 In order to properly balance the
privilege with the Defendants' right to prepare a defense
for trial, the Court will wait to make such a decision
involving the disclosures involved here until the parties are
closer to completing their fact discovery and the Court has a
better preview of coming attractions in this lawsuit. See
Brock v. Dial America Mktg., 7nc, No. 81-4020, 1986 WL
28913 (D.N.J. Oct. 15, 1986). In consideration of the briefs
submitted by the parties, ECF Nos. 136 and 146, and oral
argument held on the matter, the Court concludes the best

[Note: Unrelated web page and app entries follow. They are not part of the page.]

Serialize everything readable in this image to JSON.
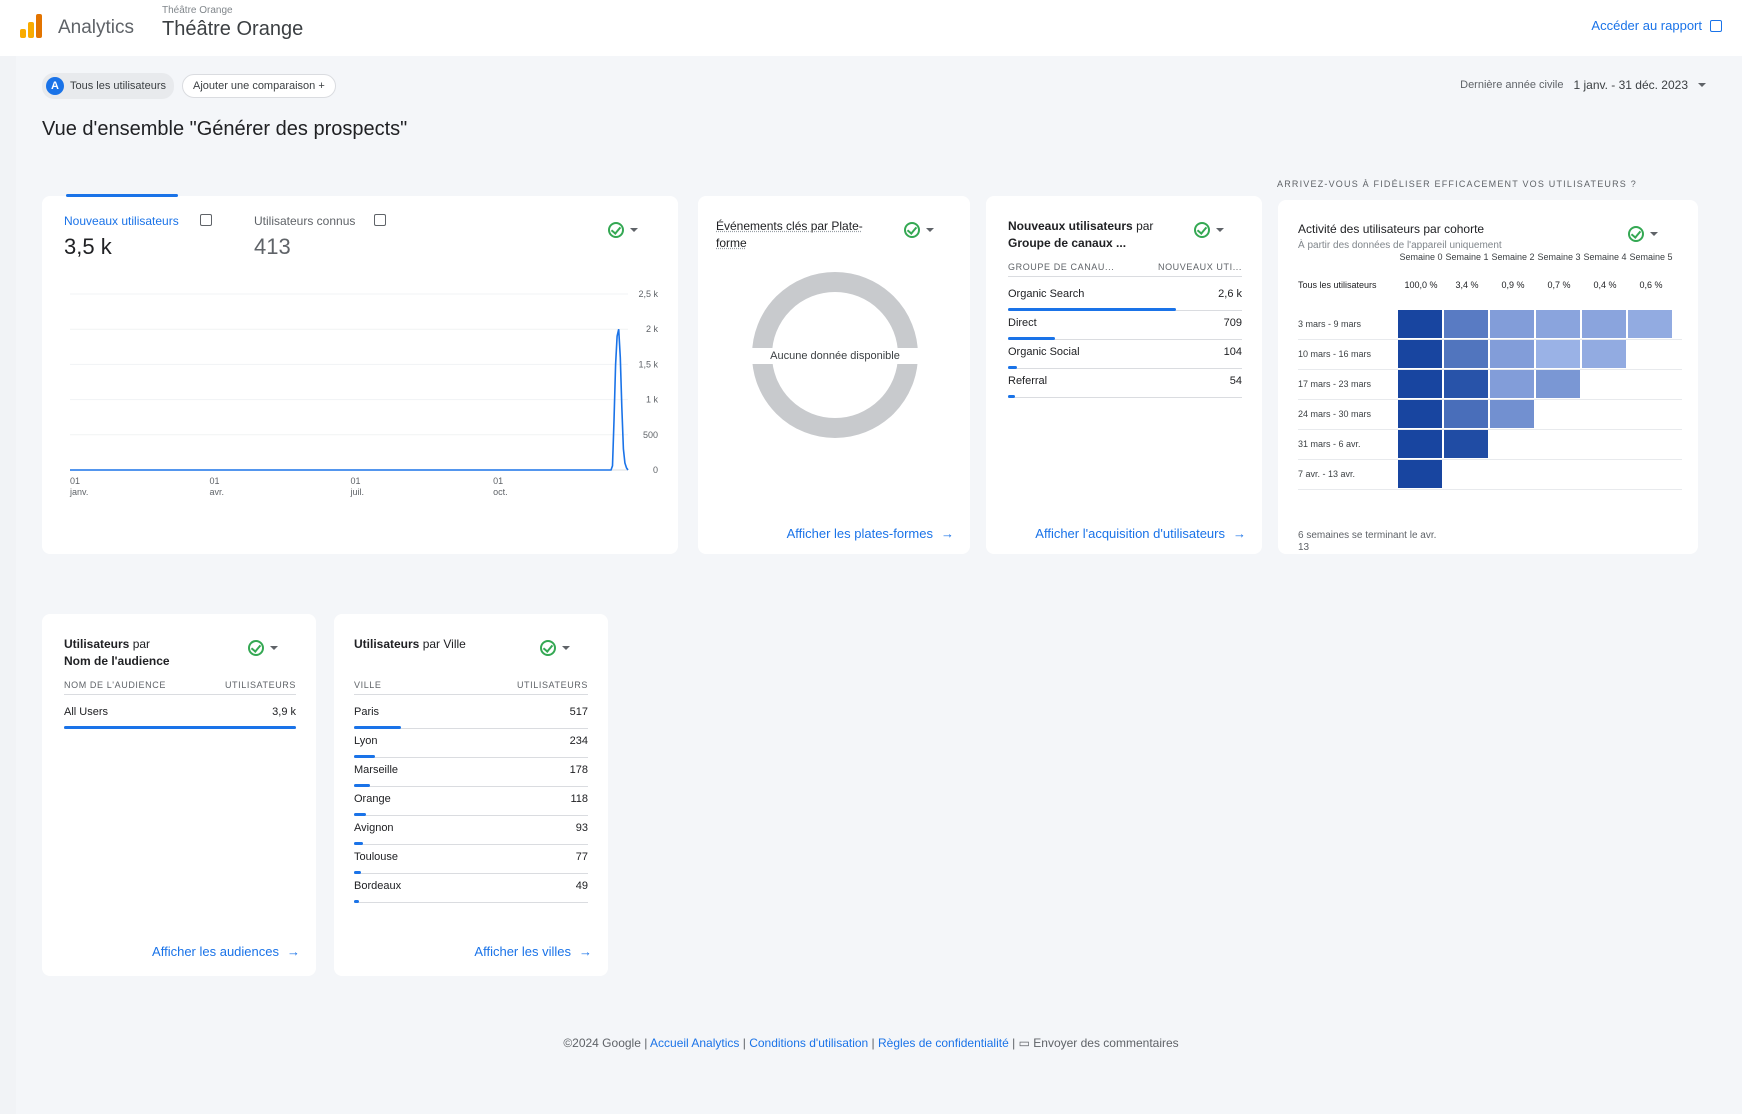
{
  "header": {
    "app_name": "Analytics",
    "property_small": "Théâtre Orange",
    "property_name": "Théâtre Orange",
    "report_link": "Accéder au rapport"
  },
  "toolbar": {
    "segment_label": "Tous les utilisateurs",
    "compare_label": "Ajouter une comparaison",
    "date_label": "Dernière année civile",
    "date_value": "1 janv. - 31 déc. 2023"
  },
  "page_title": "Vue d'ensemble \"Générer des prospects\"",
  "users_card": {
    "tab1_label": "Nouveaux utilisateurs",
    "tab1_value": "3,5 k",
    "tab2_label": "Utilisateurs connus",
    "tab2_value": "413",
    "x_ticks": [
      "01 janv.",
      "01 avr.",
      "01 juil.",
      "01 oct."
    ],
    "y_ticks": [
      "2,5 k",
      "2 k",
      "1,5 k",
      "1 k",
      "500",
      "0"
    ]
  },
  "chart_data": {
    "type": "line",
    "series": [
      {
        "name": "Nouveaux utilisateurs",
        "values": [
          0,
          0,
          0,
          0,
          0,
          0,
          0,
          0,
          0,
          0,
          0,
          0,
          0,
          0,
          0,
          0,
          0,
          0,
          0,
          0,
          0,
          0,
          0,
          0,
          0,
          0,
          0,
          0,
          0,
          0,
          0,
          0,
          0,
          0,
          0,
          0,
          0,
          0,
          0,
          0,
          0,
          0,
          0,
          0,
          0,
          0,
          0,
          0,
          0,
          0,
          0,
          0,
          0,
          0,
          0,
          0,
          0,
          0,
          0,
          0,
          0,
          0,
          0,
          0,
          0,
          0,
          0,
          0,
          0,
          0,
          0,
          0,
          0,
          0,
          0,
          0,
          0,
          0,
          0,
          0,
          0,
          0,
          0,
          0,
          0,
          0,
          0,
          0,
          0,
          0,
          0,
          0,
          0,
          0,
          0,
          0,
          0,
          0,
          0,
          0,
          0,
          0,
          0,
          0,
          0,
          0,
          0,
          0,
          0,
          0,
          0,
          0,
          0,
          0,
          0,
          0,
          0,
          0,
          0,
          0,
          0,
          0,
          0,
          0,
          0,
          0,
          0,
          0,
          0,
          0,
          0,
          0,
          0,
          0,
          0,
          0,
          0,
          0,
          0,
          0,
          0,
          0,
          0,
          0,
          0,
          0,
          0,
          0,
          0,
          0,
          0,
          0,
          0,
          0,
          0,
          0,
          0,
          0,
          0,
          0,
          0,
          0,
          0,
          0,
          0,
          0,
          0,
          0,
          0,
          0,
          0,
          0,
          0,
          0,
          0,
          0,
          0,
          0,
          0,
          0,
          0,
          0,
          0,
          0,
          0,
          0,
          0,
          0,
          0,
          0,
          0,
          0,
          0,
          0,
          0,
          0,
          0,
          0,
          0,
          0,
          0,
          0,
          0,
          0,
          0,
          0,
          0,
          0,
          0,
          0,
          0,
          0,
          0,
          0,
          0,
          0,
          0,
          0,
          0,
          0,
          0,
          0,
          0,
          0,
          0,
          0,
          0,
          0,
          0,
          0,
          0,
          0,
          0,
          0,
          0,
          0,
          0,
          0,
          0,
          0,
          0,
          0,
          0,
          0,
          0,
          0,
          0,
          0,
          0,
          0,
          0,
          0,
          0,
          0,
          0,
          0,
          0,
          0,
          0,
          0,
          0,
          0,
          0,
          0,
          0,
          0,
          0,
          0,
          0,
          0,
          0,
          0,
          0,
          0,
          0,
          0,
          0,
          0,
          0,
          0,
          0,
          0,
          0,
          0,
          0,
          0,
          0,
          0,
          0,
          0,
          0,
          0,
          0,
          0,
          0,
          0,
          0,
          0,
          0,
          0,
          0,
          0,
          0,
          0,
          0,
          0,
          0,
          0,
          0,
          0,
          0,
          0,
          0,
          0,
          0,
          0,
          0,
          0,
          0,
          0,
          0,
          0,
          0,
          0,
          0,
          0,
          0,
          0,
          0,
          0,
          0,
          0,
          0,
          0,
          0,
          0,
          0,
          0,
          0,
          0,
          0,
          0,
          0,
          0,
          0,
          0,
          0,
          0,
          0,
          0,
          60,
          700,
          1500,
          1900,
          2000,
          1600,
          900,
          300,
          100,
          30,
          0
        ]
      }
    ],
    "x_labels": [
      "01 janv.",
      "01 avr.",
      "01 juil.",
      "01 oct."
    ],
    "ylim": [
      0,
      2500
    ]
  },
  "platform_card": {
    "title": "Événements clés par Plate-forme",
    "empty_text": "Aucune donnée disponible",
    "link": "Afficher les plates-formes"
  },
  "channel_card": {
    "title_bold": "Nouveaux utilisateurs",
    "title_rest": "par",
    "title_line2": "Groupe de canaux ...",
    "col1": "GROUPE DE CANAU...",
    "col2": "NOUVEAUX UTI...",
    "rows": [
      {
        "label": "Organic Search",
        "value": "2,6 k",
        "pct": 0.72
      },
      {
        "label": "Direct",
        "value": "709",
        "pct": 0.2
      },
      {
        "label": "Organic Social",
        "value": "104",
        "pct": 0.04
      },
      {
        "label": "Referral",
        "value": "54",
        "pct": 0.03
      }
    ],
    "link": "Afficher l'acquisition d'utilisateurs"
  },
  "cohort_card": {
    "section_title": "ARRIVEZ-VOUS À FIDÉLISER EFFICACEMENT VOS UTILISATEURS ?",
    "title": "Activité des utilisateurs par cohorte",
    "subtitle": "À partir des données de l'appareil uniquement",
    "weeks": [
      "Semaine 0",
      "Semaine 1",
      "Semaine 2",
      "Semaine 3",
      "Semaine 4",
      "Semaine 5"
    ],
    "all_users_label": "Tous les utilisateurs",
    "all_users_values": [
      "100,0 %",
      "3,4 %",
      "0,9 %",
      "0,7 %",
      "0,4 %",
      "0,6 %"
    ],
    "cohorts": [
      {
        "label": "3 mars - 9 mars",
        "levels": [
          1,
          0.6,
          0.35,
          0.3,
          0.3,
          0.25
        ]
      },
      {
        "label": "10 mars - 16 mars",
        "levels": [
          1,
          0.65,
          0.35,
          0.2,
          0.25
        ]
      },
      {
        "label": "17 mars - 23 mars",
        "levels": [
          1,
          0.9,
          0.35,
          0.4
        ]
      },
      {
        "label": "24 mars - 30 mars",
        "levels": [
          1,
          0.7,
          0.45
        ]
      },
      {
        "label": "31 mars - 6 avr.",
        "levels": [
          1,
          0.95
        ]
      },
      {
        "label": "7 avr. - 13 avr.",
        "levels": [
          1
        ]
      }
    ],
    "footer_line1": "6 semaines se terminant le avr.",
    "footer_line2": "13"
  },
  "audience_card": {
    "title_bold": "Utilisateurs",
    "title_rest": "par",
    "title_line2": "Nom de l'audience",
    "col1": "NOM DE L'AUDIENCE",
    "col2": "UTILISATEURS",
    "rows": [
      {
        "label": "All Users",
        "value": "3,9 k",
        "pct": 1.0
      }
    ],
    "link": "Afficher les audiences"
  },
  "city_card": {
    "title_bold": "Utilisateurs",
    "title_rest": "par Ville",
    "col1": "VILLE",
    "col2": "UTILISATEURS",
    "rows": [
      {
        "label": "Paris",
        "value": "517",
        "pct": 0.2
      },
      {
        "label": "Lyon",
        "value": "234",
        "pct": 0.09
      },
      {
        "label": "Marseille",
        "value": "178",
        "pct": 0.07
      },
      {
        "label": "Orange",
        "value": "118",
        "pct": 0.05
      },
      {
        "label": "Avignon",
        "value": "93",
        "pct": 0.04
      },
      {
        "label": "Toulouse",
        "value": "77",
        "pct": 0.03
      },
      {
        "label": "Bordeaux",
        "value": "49",
        "pct": 0.02
      }
    ],
    "link": "Afficher les villes"
  },
  "footer": {
    "copyright": "©2024 Google",
    "links": [
      "Accueil Analytics",
      "Conditions d'utilisation",
      "Règles de confidentialité"
    ],
    "feedback": "Envoyer des commentaires"
  }
}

course of action for now is a "one-step-at-a-time"
approach. The principle purpose of the October 18 Order was
to resolve the dispute of whether Defendants' request for
certain discovery was barred by the Informant's Privilege
and whether the Defendants could overcome their burden to
show that their need for the information at that
time was essential to a fair determination of this case.
See Oct. 18 Order, ECF No. 133. Thus, this Order is
consistent with the Court's ruling that the Defendants
did not meet their burden at that point and that the Motion
to Compel be denied. The Court cannot predict the exact
moment that the Defendants may meet their burden, so no such
"disclosure deadline" will be set at this time.
But, the Court can also confirm its assessment made at oral
argument on the underlying motions-the Court does not plan on
permitting only "eleventh hour" unredacted witness